[Dataset excerpts]
# # # # #

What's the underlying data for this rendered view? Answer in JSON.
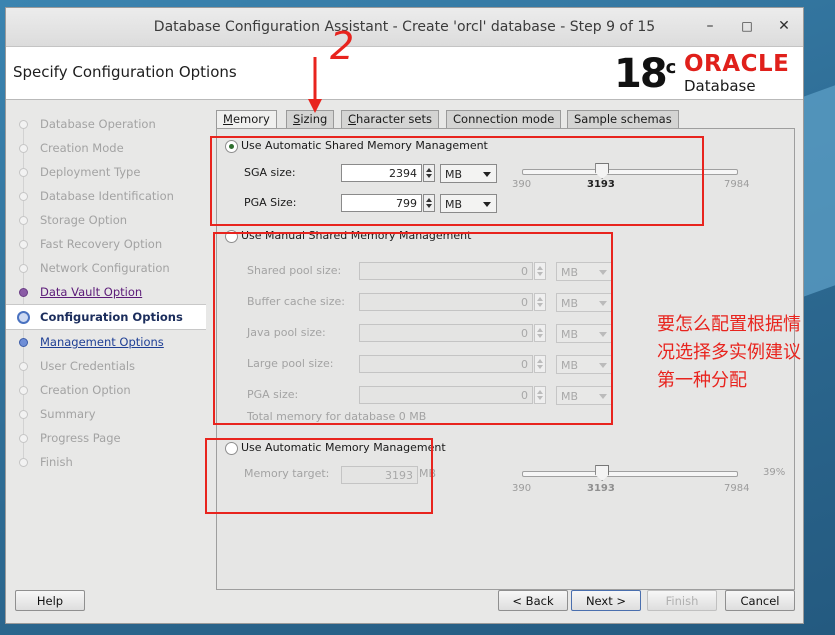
{
  "window": {
    "title": "Database Configuration Assistant - Create 'orcl' database - Step 9 of 15",
    "minimize_icon": "minimize-icon",
    "maximize_icon": "maximize-icon",
    "close_icon": "close-icon"
  },
  "header": {
    "page_title": "Specify Configuration Options",
    "logo_version": "18",
    "logo_sup": "c",
    "logo_brand": "ORACLE",
    "logo_product": "Database"
  },
  "steps": [
    {
      "label": "Database Operation",
      "state": "done"
    },
    {
      "label": "Creation Mode",
      "state": "done"
    },
    {
      "label": "Deployment Type",
      "state": "done"
    },
    {
      "label": "Database Identification",
      "state": "done"
    },
    {
      "label": "Storage Option",
      "state": "done"
    },
    {
      "label": "Fast Recovery Option",
      "state": "done"
    },
    {
      "label": "Network Configuration",
      "state": "done"
    },
    {
      "label": "Data Vault Option",
      "state": "link"
    },
    {
      "label": "Configuration Options",
      "state": "active"
    },
    {
      "label": "Management Options",
      "state": "link"
    },
    {
      "label": "User Credentials",
      "state": "pending"
    },
    {
      "label": "Creation Option",
      "state": "pending"
    },
    {
      "label": "Summary",
      "state": "pending"
    },
    {
      "label": "Progress Page",
      "state": "pending"
    },
    {
      "label": "Finish",
      "state": "pending"
    }
  ],
  "tabs": [
    "Memory",
    "Sizing",
    "Character sets",
    "Connection mode",
    "Sample schemas"
  ],
  "memory": {
    "asmm": {
      "label": "Use Automatic Shared Memory Management",
      "selected": true,
      "sga_label": "SGA size:",
      "sga_value": "2394",
      "sga_unit": "MB",
      "pga_label": "PGA Size:",
      "pga_value": "799",
      "pga_unit": "MB",
      "slider_min": "390",
      "slider_value": "3193",
      "slider_max": "7984",
      "slider_fraction": 0.37
    },
    "manual": {
      "label": "Use Manual Shared Memory Management",
      "selected": false,
      "rows": [
        {
          "label": "Shared pool size:",
          "value": "0",
          "unit": "MB"
        },
        {
          "label": "Buffer cache size:",
          "value": "0",
          "unit": "MB"
        },
        {
          "label": "Java pool size:",
          "value": "0",
          "unit": "MB"
        },
        {
          "label": "Large pool size:",
          "value": "0",
          "unit": "MB"
        },
        {
          "label": "PGA size:",
          "value": "0",
          "unit": "MB"
        }
      ],
      "total": "Total memory for database 0 MB"
    },
    "amm": {
      "label": "Use Automatic Memory Management",
      "selected": false,
      "target_label": "Memory target:",
      "target_value": "3193",
      "target_unit": "MB",
      "slider_min": "390",
      "slider_value": "3193",
      "slider_max": "7984",
      "percent": "39%",
      "slider_fraction": 0.37
    }
  },
  "buttons": {
    "help": "Help",
    "back": "< Back",
    "next": "Next >",
    "finish": "Finish",
    "cancel": "Cancel"
  },
  "annotations": {
    "number": "2",
    "note_line1": "要怎么配置根据情",
    "note_line2": "况选择多实例建议",
    "note_line3": "第一种分配"
  },
  "colors": {
    "annotation_red": "#e8241e",
    "oracle_red": "#e0201b",
    "active_step": "#1b2d5c"
  }
}
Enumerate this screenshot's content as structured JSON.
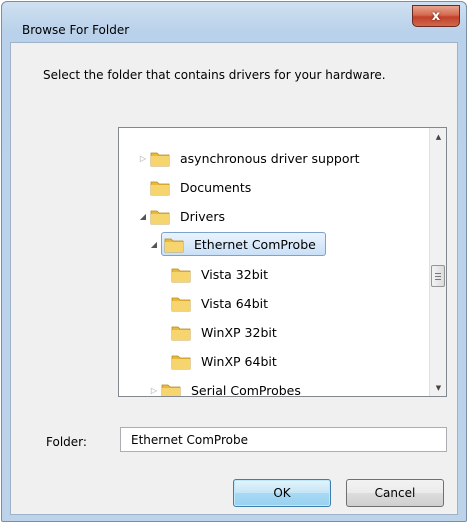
{
  "window": {
    "title": "Browse For Folder",
    "close_glyph": "x"
  },
  "instruction": "Select the folder that contains drivers for your hardware.",
  "tree": {
    "items": [
      {
        "label": "asynchronous driver support",
        "state": "collapsed",
        "level": 2
      },
      {
        "label": "Documents",
        "state": "none",
        "level": 2
      },
      {
        "label": "Drivers",
        "state": "expanded",
        "level": 2
      },
      {
        "label": "Ethernet ComProbe",
        "state": "expanded",
        "level": 3,
        "selected": true
      },
      {
        "label": "Vista 32bit",
        "state": "none",
        "level": 4
      },
      {
        "label": "Vista 64bit",
        "state": "none",
        "level": 4
      },
      {
        "label": "WinXP 32bit",
        "state": "none",
        "level": 4
      },
      {
        "label": "WinXP 64bit",
        "state": "none",
        "level": 4
      },
      {
        "label": "Serial ComProbes",
        "state": "collapsed",
        "level": 3
      }
    ],
    "scroll_position": 0.55
  },
  "folder_field": {
    "label": "Folder:",
    "value": "Ethernet ComProbe"
  },
  "buttons": {
    "ok": "OK",
    "cancel": "Cancel"
  },
  "colors": {
    "folder_yellow": "#f2c94c",
    "selection_border": "#7da2ce",
    "title_bar": "#b9d1ea",
    "close_red": "#c2412a"
  },
  "icons": {
    "folder": "folder-icon",
    "expanded": "triangle-down-right-icon",
    "collapsed": "triangle-right-icon"
  }
}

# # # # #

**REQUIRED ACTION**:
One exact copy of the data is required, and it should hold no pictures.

**RESULT**:
What's the underlying data for this rendered view? Answer in JSON.
{
  "window": {
    "title": "Database Configuration Assistant - Create 'orcl' database - Step 9 of 15",
    "minimize_icon": "minimize-icon",
    "maximize_icon": "maximize-icon",
    "close_icon": "close-icon"
  },
  "header": {
    "page_title": "Specify Configuration Options",
    "logo_version": "18",
    "logo_sup": "c",
    "logo_brand": "ORACLE",
    "logo_product": "Database"
  },
  "steps": [
    {
      "label": "Database Operation",
      "state": "done"
    },
    {
      "label": "Creation Mode",
      "state": "done"
    },
    {
      "label": "Deployment Type",
      "state": "done"
    },
    {
      "label": "Database Identification",
      "state": "done"
    },
    {
      "label": "Storage Option",
      "state": "done"
    },
    {
      "label": "Fast Recovery Option",
      "state": "done"
    },
    {
      "label": "Network Configuration",
      "state": "done"
    },
    {
      "label": "Data Vault Option",
      "state": "link"
    },
    {
      "label": "Configuration Options",
      "state": "active"
    },
    {
      "label": "Management Options",
      "state": "link"
    },
    {
      "label": "User Credentials",
      "state": "pending"
    },
    {
      "label": "Creation Option",
      "state": "pending"
    },
    {
      "label": "Summary",
      "state": "pending"
    },
    {
      "label": "Progress Page",
      "state": "pending"
    },
    {
      "label": "Finish",
      "state": "pending"
    }
  ],
  "tabs": [
    "Memory",
    "Sizing",
    "Character sets",
    "Connection mode",
    "Sample schemas"
  ],
  "memory": {
    "asmm": {
      "label": "Use Automatic Shared Memory Management",
      "selected": true,
      "sga_label": "SGA size:",
      "sga_value": "2394",
      "sga_unit": "MB",
      "pga_label": "PGA Size:",
      "pga_value": "799",
      "pga_unit": "MB",
      "slider_min": "390",
      "slider_value": "3193",
      "slider_max": "7984",
      "slider_fraction": 0.37
    },
    "manual": {
      "label": "Use Manual Shared Memory Management",
      "selected": false,
      "rows": [
        {
          "label": "Shared pool size:",
          "value": "0",
          "unit": "MB"
        },
        {
          "label": "Buffer cache size:",
          "value": "0",
          "unit": "MB"
        },
        {
          "label": "Java pool size:",
          "value": "0",
          "unit": "MB"
        },
        {
          "label": "Large pool size:",
          "value": "0",
          "unit": "MB"
        },
        {
          "label": "PGA size:",
          "value": "0",
          "unit": "MB"
        }
      ],
      "total": "Total memory for database 0 MB"
    },
    "amm": {
      "label": "Use Automatic Memory Management",
      "selected": false,
      "target_label": "Memory target:",
      "target_value": "3193",
      "target_unit": "MB",
      "slider_min": "390",
      "slider_value": "3193",
      "slider_max": "7984",
      "percent": "39%",
      "slider_fraction": 0.37
    }
  },
  "buttons": {
    "help": "Help",
    "back": "< Back",
    "next": "Next >",
    "finish": "Finish",
    "cancel": "Cancel"
  },
  "annotations": {
    "number": "2",
    "note_line1": "要怎么配置根据情",
    "note_line2": "况选择多实例建议",
    "note_line3": "第一种分配"
  },
  "colors": {
    "annotation_red": "#e8241e",
    "oracle_red": "#e0201b",
    "active_step": "#1b2d5c"
  }
}
Enumerate this screenshot's content as structured JSON.
{
  "window": {
    "title": "Browse For Folder",
    "close_glyph": "x"
  },
  "instruction": "Select the folder that contains drivers for your hardware.",
  "tree": {
    "items": [
      {
        "label": "asynchronous driver support",
        "state": "collapsed",
        "level": 2
      },
      {
        "label": "Documents",
        "state": "none",
        "level": 2
      },
      {
        "label": "Drivers",
        "state": "expanded",
        "level": 2
      },
      {
        "label": "Ethernet ComProbe",
        "state": "expanded",
        "level": 3,
        "selected": true
      },
      {
        "label": "Vista 32bit",
        "state": "none",
        "level": 4
      },
      {
        "label": "Vista 64bit",
        "state": "none",
        "level": 4
      },
      {
        "label": "WinXP 32bit",
        "state": "none",
        "level": 4
      },
      {
        "label": "WinXP 64bit",
        "state": "none",
        "level": 4
      },
      {
        "label": "Serial ComProbes",
        "state": "collapsed",
        "level": 3
      }
    ],
    "scroll_position": 0.55
  },
  "folder_field": {
    "label": "Folder:",
    "value": "Ethernet ComProbe"
  },
  "buttons": {
    "ok": "OK",
    "cancel": "Cancel"
  },
  "colors": {
    "folder_yellow": "#f2c94c",
    "selection_border": "#7da2ce",
    "title_bar": "#b9d1ea",
    "close_red": "#c2412a"
  },
  "icons": {
    "folder": "folder-icon",
    "expanded": "triangle-down-right-icon",
    "collapsed": "triangle-right-icon"
  }
}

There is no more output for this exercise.